◆ DATA SHOWN

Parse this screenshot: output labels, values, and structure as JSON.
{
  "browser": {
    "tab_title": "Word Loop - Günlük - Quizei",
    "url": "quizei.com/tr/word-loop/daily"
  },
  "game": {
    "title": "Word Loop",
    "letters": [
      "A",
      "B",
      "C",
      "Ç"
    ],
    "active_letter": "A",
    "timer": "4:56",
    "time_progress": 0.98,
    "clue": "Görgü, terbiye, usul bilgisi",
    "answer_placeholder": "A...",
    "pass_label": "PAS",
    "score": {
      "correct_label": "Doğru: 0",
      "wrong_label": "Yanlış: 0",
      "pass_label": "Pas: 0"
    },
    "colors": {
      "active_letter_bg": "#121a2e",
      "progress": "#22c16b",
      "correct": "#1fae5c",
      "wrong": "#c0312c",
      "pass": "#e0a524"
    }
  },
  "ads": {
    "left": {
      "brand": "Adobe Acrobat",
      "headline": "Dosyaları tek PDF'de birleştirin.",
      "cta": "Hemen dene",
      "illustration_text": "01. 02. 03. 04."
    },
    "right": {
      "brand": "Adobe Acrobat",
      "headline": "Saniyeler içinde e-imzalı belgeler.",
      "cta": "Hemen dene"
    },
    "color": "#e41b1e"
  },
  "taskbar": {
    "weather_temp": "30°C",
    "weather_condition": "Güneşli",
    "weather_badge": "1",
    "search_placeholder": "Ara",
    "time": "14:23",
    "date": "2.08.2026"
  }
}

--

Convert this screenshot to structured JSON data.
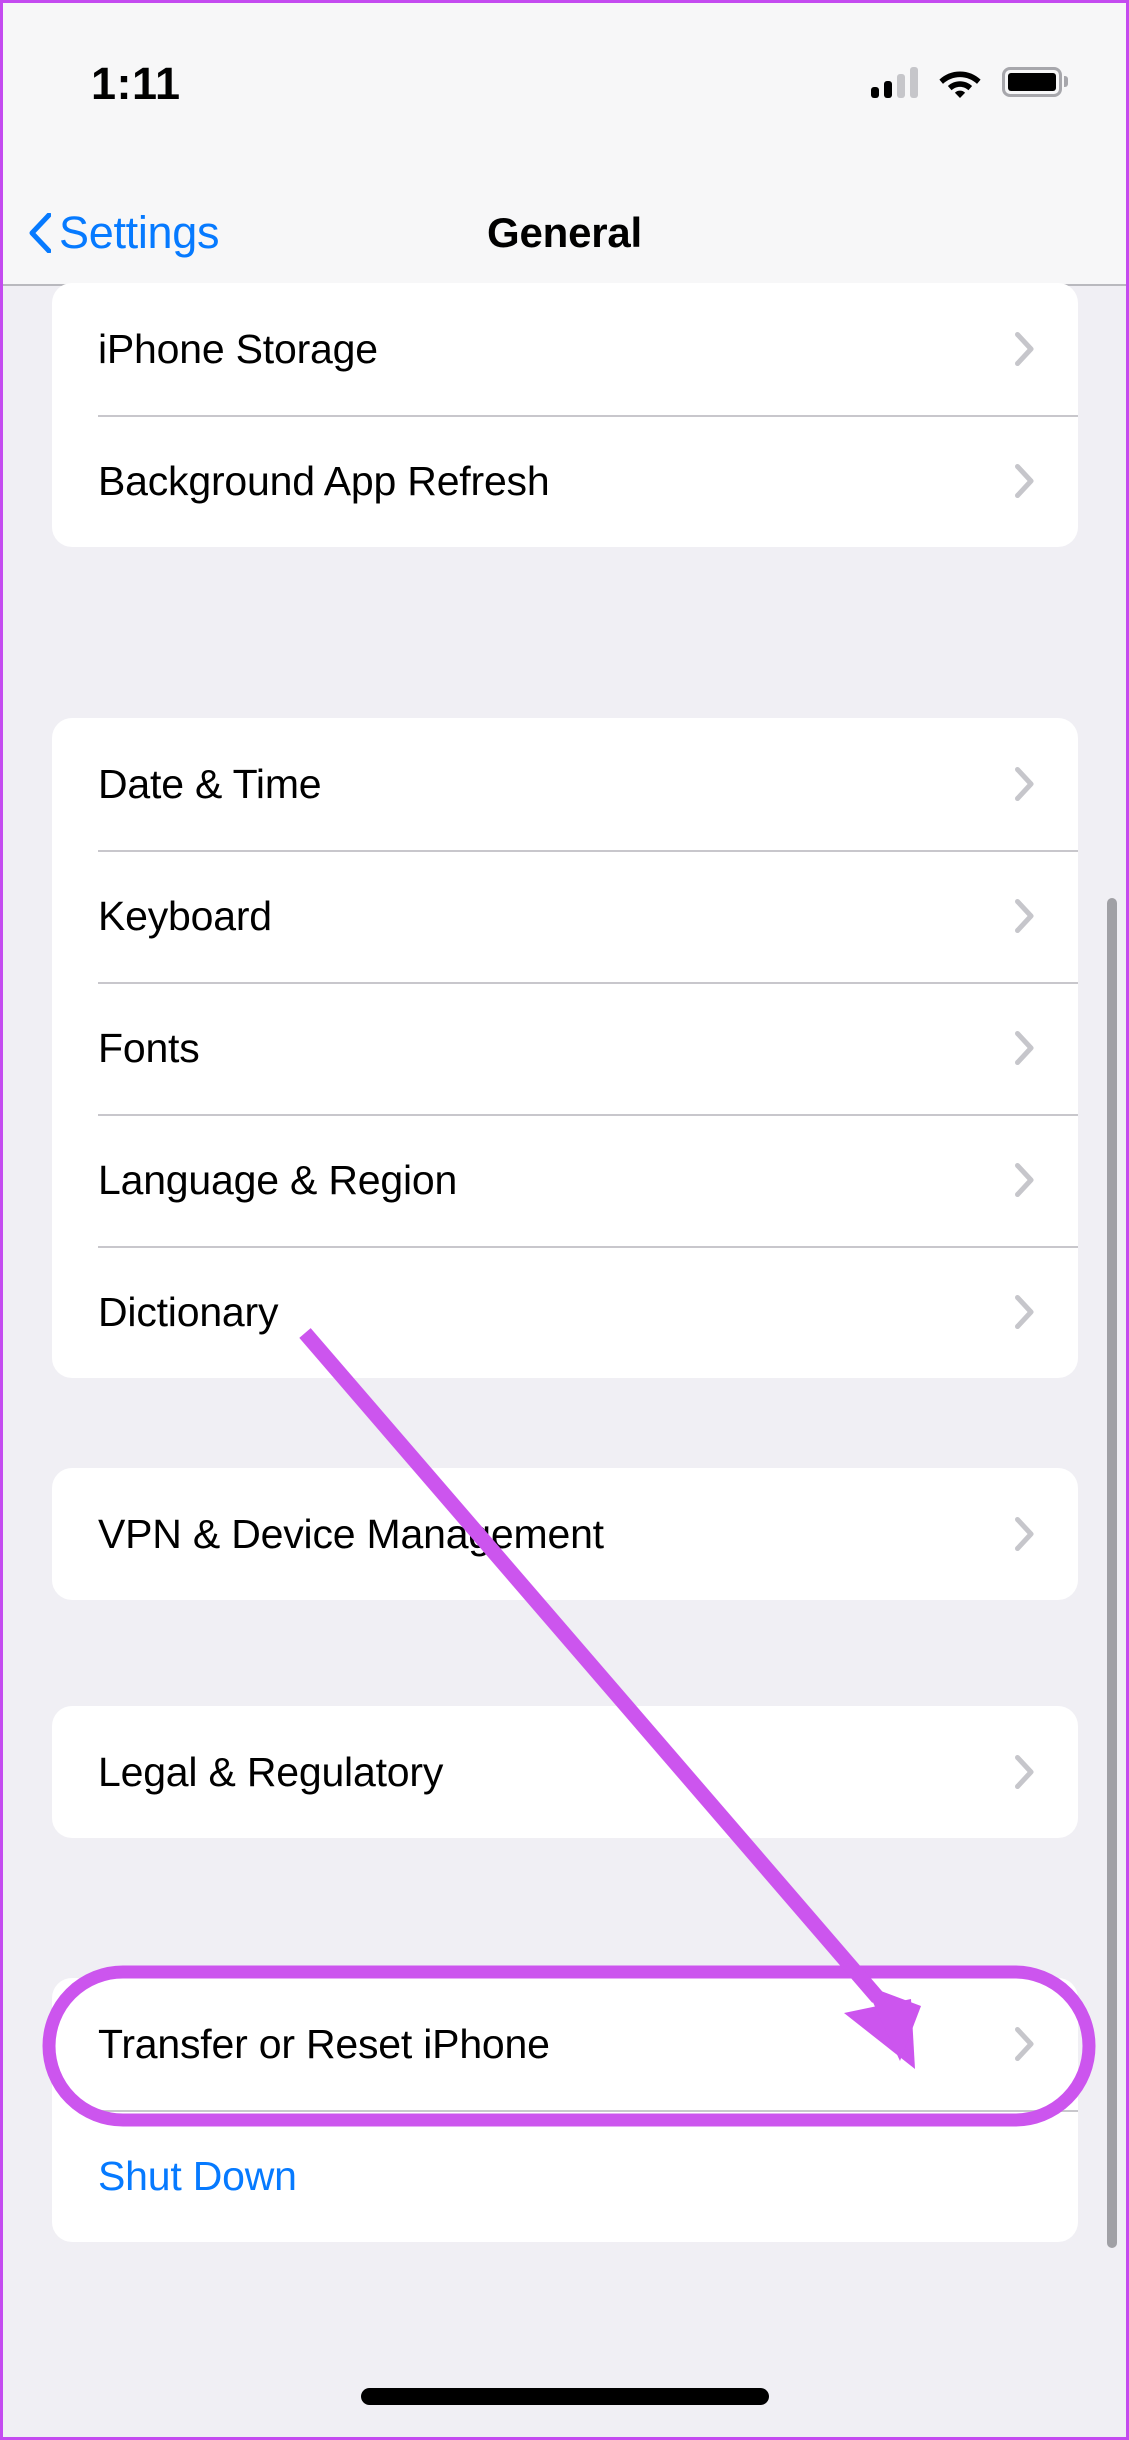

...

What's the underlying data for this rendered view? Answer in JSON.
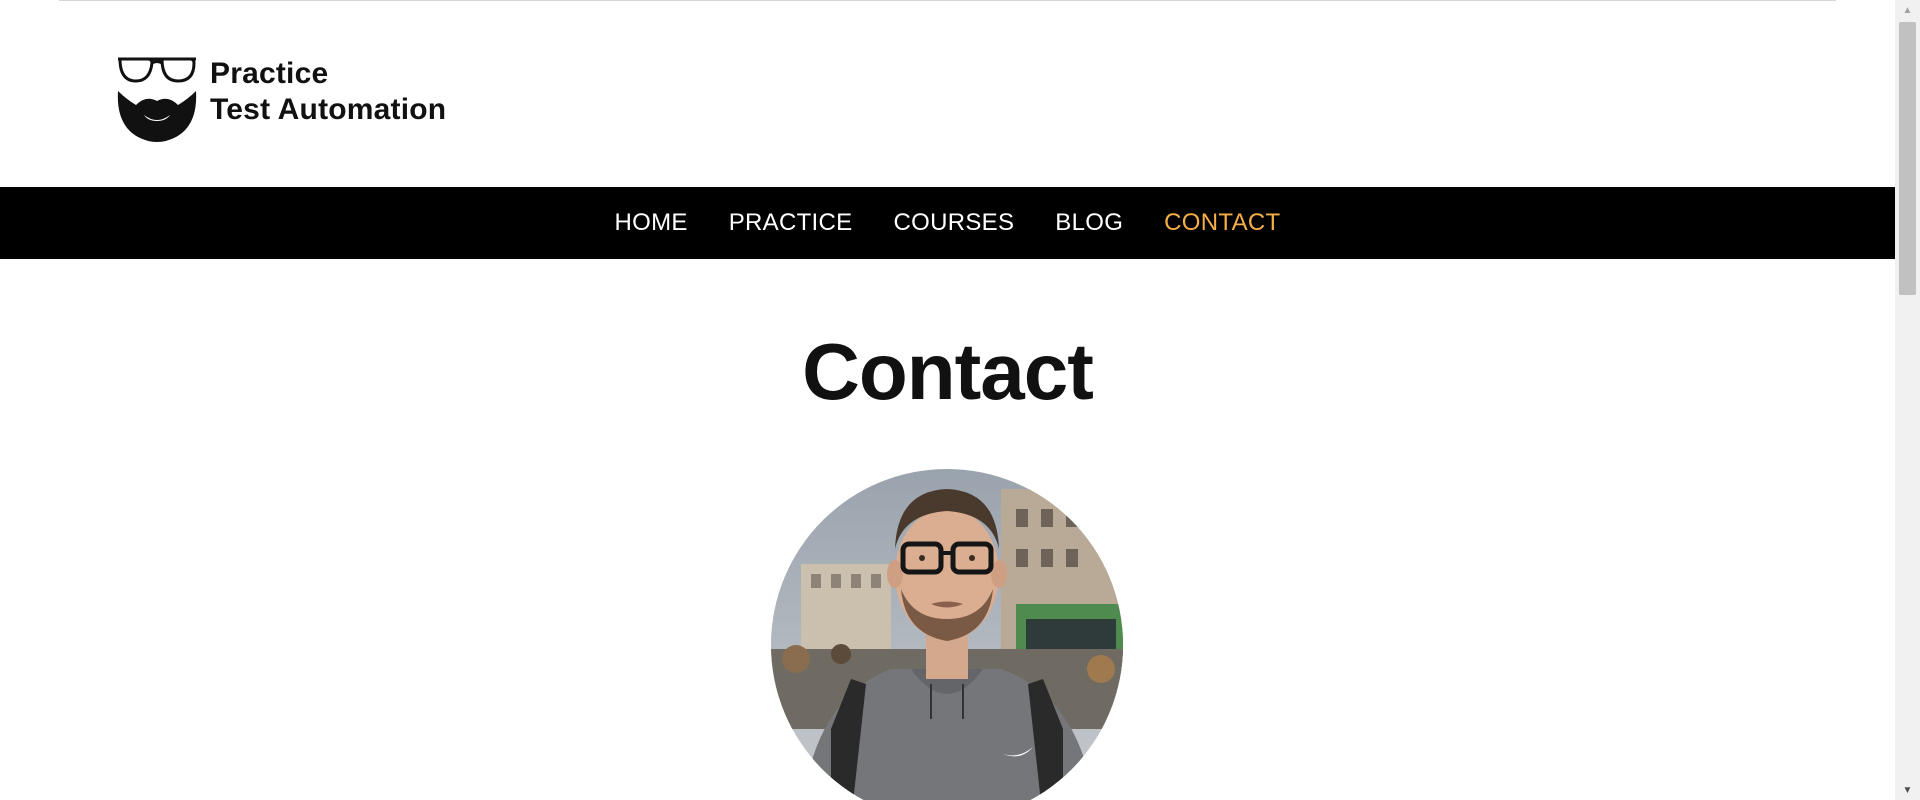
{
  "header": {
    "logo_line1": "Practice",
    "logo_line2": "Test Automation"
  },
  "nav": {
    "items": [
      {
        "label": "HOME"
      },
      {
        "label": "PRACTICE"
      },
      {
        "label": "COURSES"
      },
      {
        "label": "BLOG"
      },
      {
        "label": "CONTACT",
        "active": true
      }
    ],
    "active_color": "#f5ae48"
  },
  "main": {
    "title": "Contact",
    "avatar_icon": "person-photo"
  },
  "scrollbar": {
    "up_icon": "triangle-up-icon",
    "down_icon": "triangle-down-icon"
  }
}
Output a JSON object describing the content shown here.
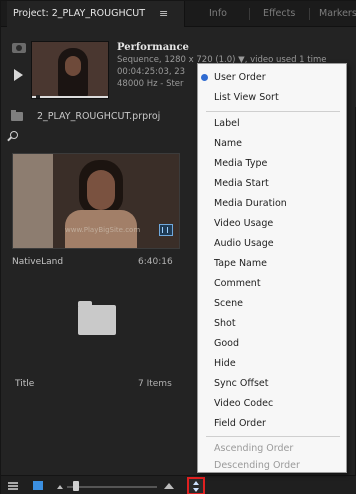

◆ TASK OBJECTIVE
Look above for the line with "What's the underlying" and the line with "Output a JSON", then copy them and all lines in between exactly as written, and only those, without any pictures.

◆ SOLUTION TO THE EXERCISE
What's the underlying data for this rendered view? Answer in JSON.
{
  "header": {
    "logo_line1": "Practice",
    "logo_line2": "Test Automation"
  },
  "nav": {
    "items": [
      {
        "label": "HOME"
      },
      {
        "label": "PRACTICE"
      },
      {
        "label": "COURSES"
      },
      {
        "label": "BLOG"
      },
      {
        "label": "CONTACT",
        "active": true
      }
    ],
    "active_color": "#f5ae48"
  },
  "main": {
    "title": "Contact",
    "avatar_icon": "person-photo"
  },
  "scrollbar": {
    "up_icon": "triangle-up-icon",
    "down_icon": "triangle-down-icon"
  }
}
Output a JSON object describing the content shown here.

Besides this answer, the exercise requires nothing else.